If anyone approaches you with an offer to buy your house that seems even the least bit out of the ordinary, there's a possibility that the money for the deal is coming from illegal drugs, prostitution or some other aspect of organized crime. There are no hard-and-fast statistics on the extent to which criminals are using real estate to place their illegal gains into the financial mainstream, but law-enforcement authorities suspect that money laundering is becoming more common. So much so that the Financial Crimes Enforcement Network, or FinCEN, is considering a rule requiring real estate brokers, among other entities that don't have a direct financial interest in property sales, to file the same suspicious-activity reports that lenders are compelled to file when they smell something fishy.
September 18, 2009 |
Federal regulators, taking aim at a common tactic used in mortgage frauds, will look at a nationwide ban on companies' charging upfront fees for helping homeowners modify loans to avoid foreclosures. The move comes as federal and state officials plan to expand a crackdown on mortgage-related scams to other schemes that prey on debt-ridden consumers desperate to stay financially afloat during the recession. "Working together, we can send a clear and straightforward message: If you perpetrate mortgage fraud . . . we will find you and we will charge you and we will put you in jail," U.S. Atty.
September 17, 2009 |
The number of mortgage fraud cases under investigation by the FBI has risen about 63% since last year, according to bureau Director Robert S. Mueller III. There were more than 2,600 cases pending as of July 31, up from about 1,600 cases in fiscal 2008, Mueller told the Senate Judiciary Committee. Most of the cases involved losses of more than $1 million, he said.
August 11, 2009 |
A Beverly Hills real estate agent to the stars and an appraiser were convicted Monday on federal charges of conspiracy and bank fraud for their roles in a multimillion-dollar Westside real estate fraud ring, but jurors couldn't reach a verdict on another prominent agent accused of being part of the scheme. Real estate agent Kyle Grasso, 38, and licensed appraiser Lila Rizk, 42, were found guilty of multiple counts of conspiracy, bank fraud and loan fraud for their participation in a scheme in which banks lost more than $40 million on loans totaling $142 million.
April 8, 2009 |
Two dozen people have been charged with racketeering in connection with an allegedly fraudulent mortgage scheme run by a street gang member, according to an indictment unsealed Tuesday in federal court in San Diego. The group allegedly profited from loans arranged for amounts in excess of the price of the homes, among other tactics. The homes went into foreclosure soon after they were sold, according to the indictment.
March 17, 2009 |
Stepped-up law enforcement and increased banking scrutiny appear to be curbing the rate of mortgage fraud in some areas of the country, including California and Nevada, prompting determined schemers to take their business to other states. Nearly a year after the FBI set up a task force in Southern California, the state has dropped from fourth place to eighth for mortgage fraud, according to a report released Monday by the Mortgage Asset Research Institute, a branch of data firm LexisNexis.
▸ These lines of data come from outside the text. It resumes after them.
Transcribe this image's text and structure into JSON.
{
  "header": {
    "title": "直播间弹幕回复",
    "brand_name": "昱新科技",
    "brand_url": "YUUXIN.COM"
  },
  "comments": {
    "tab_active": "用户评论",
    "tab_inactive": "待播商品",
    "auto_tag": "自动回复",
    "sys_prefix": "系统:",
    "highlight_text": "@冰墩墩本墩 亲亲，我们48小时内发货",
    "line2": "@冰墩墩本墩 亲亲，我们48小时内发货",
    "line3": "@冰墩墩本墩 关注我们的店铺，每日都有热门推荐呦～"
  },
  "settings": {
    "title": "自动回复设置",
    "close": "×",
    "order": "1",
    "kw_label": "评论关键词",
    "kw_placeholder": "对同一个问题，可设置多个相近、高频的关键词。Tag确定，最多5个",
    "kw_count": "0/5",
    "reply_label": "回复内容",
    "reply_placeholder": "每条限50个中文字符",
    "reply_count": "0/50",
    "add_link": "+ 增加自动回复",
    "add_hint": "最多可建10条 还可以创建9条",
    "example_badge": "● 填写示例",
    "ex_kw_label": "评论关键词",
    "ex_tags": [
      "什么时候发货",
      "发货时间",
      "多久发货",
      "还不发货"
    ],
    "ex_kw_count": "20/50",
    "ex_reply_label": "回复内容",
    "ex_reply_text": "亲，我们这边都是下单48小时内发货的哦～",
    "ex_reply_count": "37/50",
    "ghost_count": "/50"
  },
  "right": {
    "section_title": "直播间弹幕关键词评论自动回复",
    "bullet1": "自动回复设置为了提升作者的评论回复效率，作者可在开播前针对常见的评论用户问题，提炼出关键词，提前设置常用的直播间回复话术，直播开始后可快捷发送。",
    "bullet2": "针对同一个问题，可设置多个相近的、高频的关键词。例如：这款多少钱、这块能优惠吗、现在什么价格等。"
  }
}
February 12, 2009 |
A suspect in a nationwide mortgage fraud scheme who fled the country was caught at the Canadian border with $1 million in Swiss bank certificates and $70,000 stuffed in his cowboy boots, authorities said Wednesday. Christopher J. Warren, 27, also was carrying 4 ounces of platinum valued at $1,420 an ounce when he was arrested early Wednesday while entering the United States at Buffalo, N.Y. After he disappeared Feb. 3, Warren was charged with conspiracy, fraud and conducting a continuing financial crime.